Report back each line of the records that contains the string "female".

Collected data
__________________________________________________

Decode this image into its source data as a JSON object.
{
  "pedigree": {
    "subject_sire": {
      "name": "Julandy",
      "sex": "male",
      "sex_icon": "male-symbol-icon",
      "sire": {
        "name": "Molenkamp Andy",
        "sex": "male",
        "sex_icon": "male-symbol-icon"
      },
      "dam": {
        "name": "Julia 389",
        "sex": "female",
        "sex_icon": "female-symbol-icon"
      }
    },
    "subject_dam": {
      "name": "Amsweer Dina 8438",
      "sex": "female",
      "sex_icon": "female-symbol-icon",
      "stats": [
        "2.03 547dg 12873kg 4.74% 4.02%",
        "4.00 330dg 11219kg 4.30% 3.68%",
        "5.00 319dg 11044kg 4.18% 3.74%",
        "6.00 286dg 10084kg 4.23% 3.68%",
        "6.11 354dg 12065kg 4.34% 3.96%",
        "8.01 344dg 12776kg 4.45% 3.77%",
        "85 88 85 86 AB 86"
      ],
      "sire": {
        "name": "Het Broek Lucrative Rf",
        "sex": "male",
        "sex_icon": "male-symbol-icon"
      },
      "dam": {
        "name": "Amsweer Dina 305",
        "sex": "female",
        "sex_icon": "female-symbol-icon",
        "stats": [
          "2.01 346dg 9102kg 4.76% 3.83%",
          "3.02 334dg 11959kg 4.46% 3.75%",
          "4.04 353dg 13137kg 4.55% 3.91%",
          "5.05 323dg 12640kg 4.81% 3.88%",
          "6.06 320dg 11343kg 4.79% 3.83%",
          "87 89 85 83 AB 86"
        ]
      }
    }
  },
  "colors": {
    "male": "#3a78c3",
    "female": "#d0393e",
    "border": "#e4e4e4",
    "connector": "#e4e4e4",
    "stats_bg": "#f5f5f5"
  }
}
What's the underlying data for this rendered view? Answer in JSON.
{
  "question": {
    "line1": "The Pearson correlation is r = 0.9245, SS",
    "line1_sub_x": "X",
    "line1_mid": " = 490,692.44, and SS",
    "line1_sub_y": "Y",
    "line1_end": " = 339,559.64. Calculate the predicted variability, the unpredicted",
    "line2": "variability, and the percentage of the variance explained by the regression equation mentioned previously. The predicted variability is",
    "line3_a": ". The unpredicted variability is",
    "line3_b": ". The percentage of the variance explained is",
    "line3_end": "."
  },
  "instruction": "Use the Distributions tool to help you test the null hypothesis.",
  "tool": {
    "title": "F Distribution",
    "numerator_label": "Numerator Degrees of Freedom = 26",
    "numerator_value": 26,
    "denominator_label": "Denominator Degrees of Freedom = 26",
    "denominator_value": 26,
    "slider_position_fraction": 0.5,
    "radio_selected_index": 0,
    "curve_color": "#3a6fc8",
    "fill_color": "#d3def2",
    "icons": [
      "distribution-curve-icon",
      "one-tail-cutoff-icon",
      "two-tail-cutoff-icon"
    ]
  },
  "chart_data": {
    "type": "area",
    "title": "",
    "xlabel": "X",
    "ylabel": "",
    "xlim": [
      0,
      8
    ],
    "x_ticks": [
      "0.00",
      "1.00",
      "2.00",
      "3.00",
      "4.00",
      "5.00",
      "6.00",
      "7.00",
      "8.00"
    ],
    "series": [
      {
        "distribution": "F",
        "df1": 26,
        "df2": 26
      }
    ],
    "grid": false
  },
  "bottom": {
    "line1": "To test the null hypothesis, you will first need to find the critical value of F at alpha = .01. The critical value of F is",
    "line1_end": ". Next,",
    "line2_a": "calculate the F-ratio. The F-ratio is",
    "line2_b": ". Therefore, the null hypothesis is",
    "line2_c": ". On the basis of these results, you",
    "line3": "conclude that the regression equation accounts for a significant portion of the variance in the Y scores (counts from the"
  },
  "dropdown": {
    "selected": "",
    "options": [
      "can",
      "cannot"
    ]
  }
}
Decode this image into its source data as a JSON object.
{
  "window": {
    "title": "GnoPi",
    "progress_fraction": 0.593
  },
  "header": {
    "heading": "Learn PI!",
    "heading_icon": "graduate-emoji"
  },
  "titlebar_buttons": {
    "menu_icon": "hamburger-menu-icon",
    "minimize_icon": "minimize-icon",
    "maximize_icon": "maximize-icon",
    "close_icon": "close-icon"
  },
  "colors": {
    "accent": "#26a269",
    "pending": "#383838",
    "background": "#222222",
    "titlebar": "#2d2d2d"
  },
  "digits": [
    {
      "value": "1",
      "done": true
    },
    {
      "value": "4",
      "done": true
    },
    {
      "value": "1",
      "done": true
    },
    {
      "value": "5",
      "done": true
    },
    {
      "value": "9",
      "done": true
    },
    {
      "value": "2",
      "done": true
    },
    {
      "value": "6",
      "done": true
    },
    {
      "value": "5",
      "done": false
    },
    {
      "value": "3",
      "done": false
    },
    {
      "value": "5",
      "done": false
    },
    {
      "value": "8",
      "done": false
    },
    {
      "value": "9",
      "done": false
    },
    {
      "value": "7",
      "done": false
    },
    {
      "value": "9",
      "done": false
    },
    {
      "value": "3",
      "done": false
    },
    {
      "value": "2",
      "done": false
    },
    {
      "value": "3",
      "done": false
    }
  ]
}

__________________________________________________

*Worked solution*.
        "sex": "female",
        "sex_icon": "female-symbol-icon"
      "sex": "female",
      "sex_icon": "female-symbol-icon",
        "sex": "female",
        "sex_icon": "female-symbol-icon",
    "female": "#d0393e",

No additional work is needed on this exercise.